Writer Robert Gursha clearly has a thing for Cronenberg. But there's also a huge nod towards BRAIN DAMAGE in here too (the feeding of the parasite; the aforementioned blowjob scene). The unfortunate thing about COLONY OF THE DARK, then, is that it doesn't possess the intelligence or wit of either influence; this is a rather one-dimensional monster film, and pretty slow-moving at that.

The gore is cheap but quite repellent at times, the creature FX (when they finally arrive) a tad murky and the sexual politics of the script are simply all over the place. It all becomes so episodic in the second half that all themes go out of the window.

The prevailing feel of COLONY OF THE DARK is that of a stupendously low-budget American horror film which, while nods to the above and other stuff such as BASKET CASE make parts of it endearing, is pretty shit.

At the end of the day, this film is probably only going to appeal to those who can appreciate the staggeringly bad acting from Rommel (he's brilliant in a perverse way) and the FX's poverty row attempts at recalling the early films of Frank Henenlotter. I have to say, against my better judgement and regardless of my criticisms above, that includes myself.

COLONY OF THE DARK is presented in 16x9 widescreen and looks pretty terrible from beginning to end. It's old VHS standard, with faded colours, lots of noise and blacks that waver throughout. Some of the night scenes are virtually unwatchable.

At least the English 2.0 audio track fares slightly better, with clear and clean dialogue and music channels.

The only extras on the disc are short trailers for CENTIPEDE HORROR (not the rip-off of THE HUMAN CENTIPEDE I'd assumed, but a centipedes-run-amuck flick which looks pretty hilarious), DEADTIME STORIES, LAST STOP ON 13TH STREET and the rather nifty-looking NAKED MADNESS.

The disc opens with a static main menu page which, for those like me who are unfamiliar with this film, delights with the sudden pop-up of a somewhat alarming key image from the film (again, a great Cronenberg/Henenlotter nod). Great stuff.

There is no scene-selection menu but the film has remote-access by way of 18 chapters.

COLONY OF THE DARK is rubbish and I feel guilty for recommending it. But, technical issues aside (both in regards to the film and the disc), I have to say I enjoyed it. For all the wrong reasons, granted.

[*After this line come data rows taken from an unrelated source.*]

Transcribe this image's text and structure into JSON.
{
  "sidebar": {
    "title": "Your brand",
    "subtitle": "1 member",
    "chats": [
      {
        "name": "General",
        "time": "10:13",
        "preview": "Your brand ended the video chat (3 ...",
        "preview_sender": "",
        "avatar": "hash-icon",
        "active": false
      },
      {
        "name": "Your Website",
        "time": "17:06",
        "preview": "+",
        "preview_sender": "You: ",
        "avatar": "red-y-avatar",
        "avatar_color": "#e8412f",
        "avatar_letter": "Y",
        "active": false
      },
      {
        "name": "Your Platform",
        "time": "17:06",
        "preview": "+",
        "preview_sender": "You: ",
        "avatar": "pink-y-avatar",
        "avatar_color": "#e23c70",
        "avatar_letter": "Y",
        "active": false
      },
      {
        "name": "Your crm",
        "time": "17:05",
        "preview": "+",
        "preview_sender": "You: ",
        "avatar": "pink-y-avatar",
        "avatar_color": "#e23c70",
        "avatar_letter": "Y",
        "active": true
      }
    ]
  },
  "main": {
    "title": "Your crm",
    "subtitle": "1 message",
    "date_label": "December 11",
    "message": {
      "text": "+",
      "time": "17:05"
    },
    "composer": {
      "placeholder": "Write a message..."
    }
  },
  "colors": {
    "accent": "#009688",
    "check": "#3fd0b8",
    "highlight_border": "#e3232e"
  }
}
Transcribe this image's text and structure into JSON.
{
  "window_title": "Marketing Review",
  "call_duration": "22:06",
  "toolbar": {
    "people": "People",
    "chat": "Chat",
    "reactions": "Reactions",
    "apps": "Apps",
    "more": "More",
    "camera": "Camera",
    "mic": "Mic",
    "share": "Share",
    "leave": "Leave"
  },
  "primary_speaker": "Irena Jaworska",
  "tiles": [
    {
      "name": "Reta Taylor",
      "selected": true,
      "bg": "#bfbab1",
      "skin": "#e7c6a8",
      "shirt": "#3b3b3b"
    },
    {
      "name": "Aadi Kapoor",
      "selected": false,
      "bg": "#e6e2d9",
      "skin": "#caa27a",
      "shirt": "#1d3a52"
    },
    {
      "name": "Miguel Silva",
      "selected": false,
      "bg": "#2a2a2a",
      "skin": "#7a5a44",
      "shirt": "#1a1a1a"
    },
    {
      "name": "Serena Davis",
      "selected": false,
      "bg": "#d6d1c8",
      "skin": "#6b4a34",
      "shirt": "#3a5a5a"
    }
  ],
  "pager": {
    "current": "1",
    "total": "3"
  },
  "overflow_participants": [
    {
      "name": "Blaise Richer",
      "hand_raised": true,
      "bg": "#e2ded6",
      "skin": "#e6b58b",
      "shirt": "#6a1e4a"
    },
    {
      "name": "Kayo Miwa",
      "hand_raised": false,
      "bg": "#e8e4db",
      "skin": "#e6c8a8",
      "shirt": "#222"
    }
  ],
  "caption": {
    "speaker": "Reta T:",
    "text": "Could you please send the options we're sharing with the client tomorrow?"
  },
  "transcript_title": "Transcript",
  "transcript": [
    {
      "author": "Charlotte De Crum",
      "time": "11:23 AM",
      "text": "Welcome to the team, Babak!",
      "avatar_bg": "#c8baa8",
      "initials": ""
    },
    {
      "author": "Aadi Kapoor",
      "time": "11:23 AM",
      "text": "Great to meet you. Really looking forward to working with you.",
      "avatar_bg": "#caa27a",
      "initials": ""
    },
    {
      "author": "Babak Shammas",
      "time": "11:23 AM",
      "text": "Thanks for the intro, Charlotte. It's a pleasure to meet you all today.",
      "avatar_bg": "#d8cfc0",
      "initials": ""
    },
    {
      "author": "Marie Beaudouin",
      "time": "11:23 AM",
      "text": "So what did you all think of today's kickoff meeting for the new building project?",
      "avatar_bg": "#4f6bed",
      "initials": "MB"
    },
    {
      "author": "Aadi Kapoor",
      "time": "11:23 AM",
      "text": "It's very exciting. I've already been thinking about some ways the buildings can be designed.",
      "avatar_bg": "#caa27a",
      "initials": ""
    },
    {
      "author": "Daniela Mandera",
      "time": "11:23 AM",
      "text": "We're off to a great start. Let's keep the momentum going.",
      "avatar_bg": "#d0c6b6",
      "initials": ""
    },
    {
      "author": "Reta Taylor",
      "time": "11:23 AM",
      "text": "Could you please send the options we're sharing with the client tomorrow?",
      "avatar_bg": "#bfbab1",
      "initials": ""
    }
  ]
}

Review by Stuart Willis

Released by Apprehensive Films
Region 1 - NTSC
Not Rated
Extras :
see main review